Currently on display at Hashimoto Contemporary in San Francisco, is “Belongings”, a solo show of new charcoal and graphite drawings on paper by Joel Daniel Phillips. Following his first solo show at the gallery in 2014, the artist returns this May with a body of work that explores the rapidly-shifting social fabric of San Francisco.
Over the past five years, Phillips has focused on drawing as a way to connect with and learn about his local community. During this time the artist created a series of portraits in staggering detail that explore the tensions between voyeurism and the ever- expanding class distinctions of the Mid-Market area. Through larger-than-life sized renderings of individuals from this neighborhood, Phillips strives to tell the stories of those often overlooked and unidentified.
The artist describes his depictions as “an attempt to play with our voyeuristic tendencies toward the indigence surrounding us, hiding in plain sight.” Phillips’ goal is to celebrate each person he draws as the main character in their own narrative. “Belongings” explores the framework of portraiture by presenting four large-scale figures paired with solitary objects. Serving as an extension of their character, these possessions occupy the same sized paper as their human counterpart. The diptychs stand at a monumental scale, speaking not only through their realistic presence, but through the negative space that surrounds them.

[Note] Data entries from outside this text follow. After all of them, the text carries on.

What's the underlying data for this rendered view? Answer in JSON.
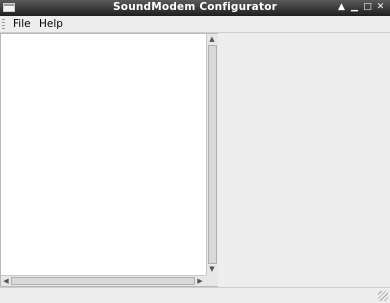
{
  "window": {
    "title": "SoundModem Configurator"
  },
  "titlebar_buttons": [
    {
      "icon": "shade-icon",
      "glyph": "▲"
    },
    {
      "icon": "minimize-icon",
      "glyph": "▁"
    },
    {
      "icon": "maximize-icon",
      "glyph": "□"
    },
    {
      "icon": "close-icon",
      "glyph": "✕"
    }
  ],
  "menubar": {
    "file": "File",
    "help": "Help"
  },
  "statusbar": {
    "text": ""
  },
  "colors": {
    "titlebar_dark": "#1e1e1e",
    "titlebar_light": "#5a5a5a",
    "panel_bg": "#ededed",
    "list_bg": "#ffffff"
  }
}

Phillips elaborates, ”The drawings are a visual record of my striving to recognize unknown and unnoticed individuals through the tip of my pencil... I am fascinated by the intricacies and commonalities that we share as humans, and search for moments when our projected senses of self are transparent, allowing deeper, more truthful emotions to become visible.”